**Action item**
The entries follow. Print each one exactly.

**Records shown**

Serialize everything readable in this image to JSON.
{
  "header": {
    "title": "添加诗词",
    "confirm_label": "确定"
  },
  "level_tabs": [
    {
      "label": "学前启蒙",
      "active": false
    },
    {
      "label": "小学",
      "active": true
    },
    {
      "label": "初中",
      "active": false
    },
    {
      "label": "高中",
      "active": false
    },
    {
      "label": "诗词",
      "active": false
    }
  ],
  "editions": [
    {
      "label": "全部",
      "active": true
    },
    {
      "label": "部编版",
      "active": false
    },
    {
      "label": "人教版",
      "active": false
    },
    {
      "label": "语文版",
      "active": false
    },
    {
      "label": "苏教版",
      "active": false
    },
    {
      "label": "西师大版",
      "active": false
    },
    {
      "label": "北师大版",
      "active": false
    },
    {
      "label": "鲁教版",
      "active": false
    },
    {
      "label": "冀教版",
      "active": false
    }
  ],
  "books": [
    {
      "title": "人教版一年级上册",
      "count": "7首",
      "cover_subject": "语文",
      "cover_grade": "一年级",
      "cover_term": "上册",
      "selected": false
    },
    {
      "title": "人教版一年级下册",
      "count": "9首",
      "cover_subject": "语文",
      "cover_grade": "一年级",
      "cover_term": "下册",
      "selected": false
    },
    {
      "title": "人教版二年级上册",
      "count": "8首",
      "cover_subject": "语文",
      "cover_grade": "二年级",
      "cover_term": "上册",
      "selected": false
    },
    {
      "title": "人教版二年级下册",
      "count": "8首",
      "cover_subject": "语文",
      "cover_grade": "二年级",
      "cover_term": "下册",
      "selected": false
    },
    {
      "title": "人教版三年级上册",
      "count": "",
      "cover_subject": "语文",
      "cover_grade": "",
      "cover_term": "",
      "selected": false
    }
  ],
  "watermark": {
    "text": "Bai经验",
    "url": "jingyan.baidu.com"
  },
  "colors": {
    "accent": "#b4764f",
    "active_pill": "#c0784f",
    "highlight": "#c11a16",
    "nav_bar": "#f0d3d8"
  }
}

**Task answer**
Serialize everything readable in this image to JSON.
{
  "header": {
    "title": "添加诗词",
    "confirm_label": "确定"
  },
  "level_tabs": [
    {
      "label": "学前启蒙",
      "active": false
    },
    {
      "label": "小学",
      "active": true
    },
    {
      "label": "初中",
      "active": false
    },
    {
      "label": "高中",
      "active": false
    },
    {
      "label": "诗词",
      "active": false
    }
  ],
  "editions": [
    {
      "label": "全部",
      "active": true
    },
    {
      "label": "部编版",
      "active": false
    },
    {
      "label": "人教版",
      "active": false
    },
    {
      "label": "语文版",
      "active": false
    },
    {
      "label": "苏教版",
      "active": false
    },
    {
      "label": "西师大版",
      "active": false
    },
    {
      "label": "北师大版",
      "active": false
    },
    {
      "label": "鲁教版",
      "active": false
    },
    {
      "label": "冀教版",
      "active": false
    }
  ],
  "books": [
    {
      "title": "人教版一年级上册",
      "count": "7首",
      "cover_subject": "语文",
      "cover_grade": "一年级",
      "cover_term": "上册",
      "selected": false
    },
    {
      "title": "人教版一年级下册",
      "count": "9首",
      "cover_subject": "语文",
      "cover_grade": "一年级",
      "cover_term": "下册",
      "selected": false
    },
    {
      "title": "人教版二年级上册",
      "count": "8首",
      "cover_subject": "语文",
      "cover_grade": "二年级",
      "cover_term": "上册",
      "selected": false
    },
    {
      "title": "人教版二年级下册",
      "count": "8首",
      "cover_subject": "语文",
      "cover_grade": "二年级",
      "cover_term": "下册",
      "selected": false
    },
    {
      "title": "人教版三年级上册",
      "count": "",
      "cover_subject": "语文",
      "cover_grade": "",
      "cover_term": "",
      "selected": false
    }
  ],
  "watermark": {
    "text": "Bai经验",
    "url": "jingyan.baidu.com"
  },
  "colors": {
    "accent": "#b4764f",
    "active_pill": "#c0784f",
    "highlight": "#c11a16",
    "nav_bar": "#f0d3d8"
  }
}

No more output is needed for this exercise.